Treatment for head and neck cancer

Treatment depends on the position and stage of the cancer – you may have a combination of treatments.

About treatment for head and neck cancer

Cancers affecting the head and neck are not common. People with this type of cancer are usually treated in specialist centres by a team of specialist healthcare professionals.

For most people, the aim of treatment is to remove or destroy all of the cancer and to reduce the chances of it coming back. The treatment you are offered depends on:

  • where the cancer is in your head or neck
  • the stage of the cancer
  • its size
  • your general health.

  • The main aim is to remove and destroy the cancer, but your doctors will also try to reduce the long-term effects of treatment. For example, they will plan your treatment so the effect on your appearance and ability to speak, chew and swallow is as little as possible.

    Treatments for head and neck cancers include:

  • surgery
  • chemotherapy
  • radiotherapy
  • targeted therapies.

    Before you decide on the best treatment, it is important to talk to your doctor or specialist nurse about how the different treatments may affect you.

    The team giving you your treatment will explain to you what is involved. They will give you help and support in coping with any side effects. Some people also use complementary therapies to help them cope with treatment side effects. It is important to check with your cancer specialist first before trying a complementary therapy.
  • We understand that having treatment can be a difficult time for people. We're here to support you. If you want to talk, you can:

    Treating early-stage cancer

    If a head and neck cancer is small and has not spread to lymph nodes or elsewhere, it can usually be treated with either surgery or radiotherapy.
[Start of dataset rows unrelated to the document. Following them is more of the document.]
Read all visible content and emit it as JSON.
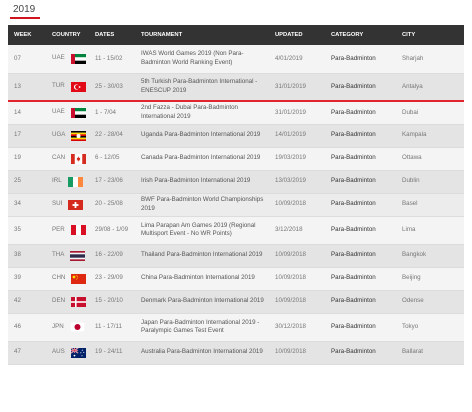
{
  "year_tab": {
    "label": "2019",
    "accent": "#d0141e"
  },
  "table": {
    "headers": [
      "WEEK",
      "COUNTRY",
      "DATES",
      "TOURNAMENT",
      "UPDATED",
      "CATEGORY",
      "CITY"
    ],
    "rows": [
      {
        "week": "07",
        "country": "UAE",
        "flag": "uae-flag-icon",
        "dates": "11 - 15/02",
        "tournament": "IWAS World Games 2019 (Non Para-Badminton World Ranking Event)",
        "updated": "4/01/2019",
        "category": "Para-Badminton",
        "city": "Sharjah"
      },
      {
        "week": "13",
        "country": "TUR",
        "flag": "turkey-flag-icon",
        "dates": "25 - 30/03",
        "tournament": "5th Turkish Para-Badminton International - ENESCUP 2019",
        "updated": "31/01/2019",
        "category": "Para-Badminton",
        "city": "Antalya"
      },
      {
        "week": "14",
        "country": "UAE",
        "flag": "uae-flag-icon",
        "dates": "1 - 7/04",
        "tournament": "2nd Fazza - Dubai Para-Badminton International 2019",
        "updated": "31/01/2019",
        "category": "Para-Badminton",
        "city": "Dubai"
      },
      {
        "week": "17",
        "country": "UGA",
        "flag": "uganda-flag-icon",
        "dates": "22 - 28/04",
        "tournament": "Uganda Para-Badminton International 2019",
        "updated": "14/01/2019",
        "category": "Para-Badminton",
        "city": "Kampala"
      },
      {
        "week": "19",
        "country": "CAN",
        "flag": "canada-flag-icon",
        "dates": "6 - 12/05",
        "tournament": "Canada Para-Badminton International 2019",
        "updated": "19/03/2019",
        "category": "Para-Badminton",
        "city": "Ottawa"
      },
      {
        "week": "25",
        "country": "IRL",
        "flag": "ireland-flag-icon",
        "dates": "17 - 23/06",
        "tournament": "Irish Para-Badminton International 2019",
        "updated": "13/03/2019",
        "category": "Para-Badminton",
        "city": "Dublin"
      },
      {
        "week": "34",
        "country": "SUI",
        "flag": "switzerland-flag-icon",
        "dates": "20 - 25/08",
        "tournament": "BWF Para-Badminton World Championships 2019",
        "updated": "10/09/2018",
        "category": "Para-Badminton",
        "city": "Basel"
      },
      {
        "week": "35",
        "country": "PER",
        "flag": "peru-flag-icon",
        "dates": "29/08 - 1/09",
        "tournament": "Lima Parapan Am Games 2019 (Regional Multisport Event - No WR Points)",
        "updated": "3/12/2018",
        "category": "Para-Badminton",
        "city": "Lima"
      },
      {
        "week": "38",
        "country": "THA",
        "flag": "thailand-flag-icon",
        "dates": "16 - 22/09",
        "tournament": "Thailand Para-Badminton International 2019",
        "updated": "10/09/2018",
        "category": "Para-Badminton",
        "city": "Bangkok"
      },
      {
        "week": "39",
        "country": "CHN",
        "flag": "china-flag-icon",
        "dates": "23 - 29/09",
        "tournament": "China Para-Badminton International 2019",
        "updated": "10/09/2018",
        "category": "Para-Badminton",
        "city": "Beijing"
      },
      {
        "week": "42",
        "country": "DEN",
        "flag": "denmark-flag-icon",
        "dates": "15 - 20/10",
        "tournament": "Denmark Para-Badminton International 2019",
        "updated": "10/09/2018",
        "category": "Para-Badminton",
        "city": "Odense"
      },
      {
        "week": "46",
        "country": "JPN",
        "flag": "japan-flag-icon",
        "dates": "11 - 17/11",
        "tournament": "Japan Para-Badminton International 2019 - Paralympic Games Test Event",
        "updated": "30/12/2018",
        "category": "Para-Badminton",
        "city": "Tokyo"
      },
      {
        "week": "47",
        "country": "AUS",
        "flag": "australia-flag-icon",
        "dates": "19 - 24/11",
        "tournament": "Australia Para-Badminton International 2019",
        "updated": "10/09/2018",
        "category": "Para-Badminton",
        "city": "Ballarat"
      }
    ]
  }
}
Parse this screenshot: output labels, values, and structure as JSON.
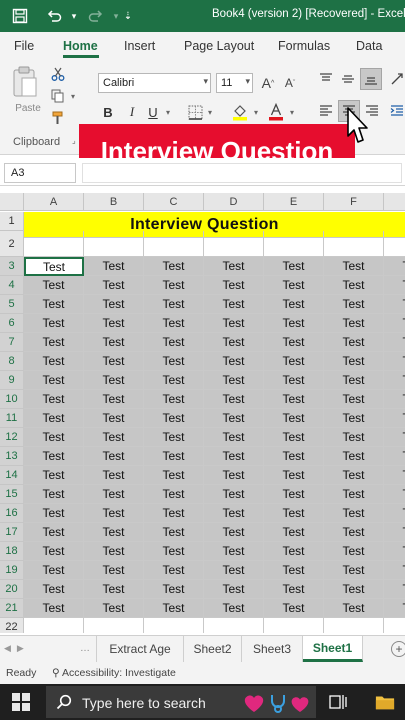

    Small cancers in the mouth can often be removed with surgery. This may cause small changes to speech, chewing or swallowing. People can often adapt to these changes quite quickly.

    Your doctors may suggest radiotherapy instead of surgery if:

  • the cancer is in an area that is difficult to reach
  • removing the cancer might cause major changes to speaking or swallowing.
  • Treating locally advanced cancer

    If a head and neck cancer is bigger, or has spread to lymph nodes in the neck, you may need more than one type of treatment. This may be:

  • 2 or 3 cycles of chemotherapy, followed by a combination of chemotherapy and radiotherapy (called chemoradiation or chemoradiotherapy)
  • a combination of a targeted therapy and radiotherapy
  • surgery followed by radiotherapy, chemotherapy or chemoradiation.
  • About our information

    • Reviewers

      This information has been written, revised and edited by Macmillan Cancer Support’s Cancer Information Development team. It has been reviewed by expert medical and health professionals and people living with cancer. It has been approved by Senior Medical Editor, Dr Chris Alcock, Consultant Clinical Oncologist.

      Our cancer information has been awarded the PIF TICK. Created by the Patient Information Forum, this quality mark shows we meet PIF’s 10 criteria for trustworthy health information.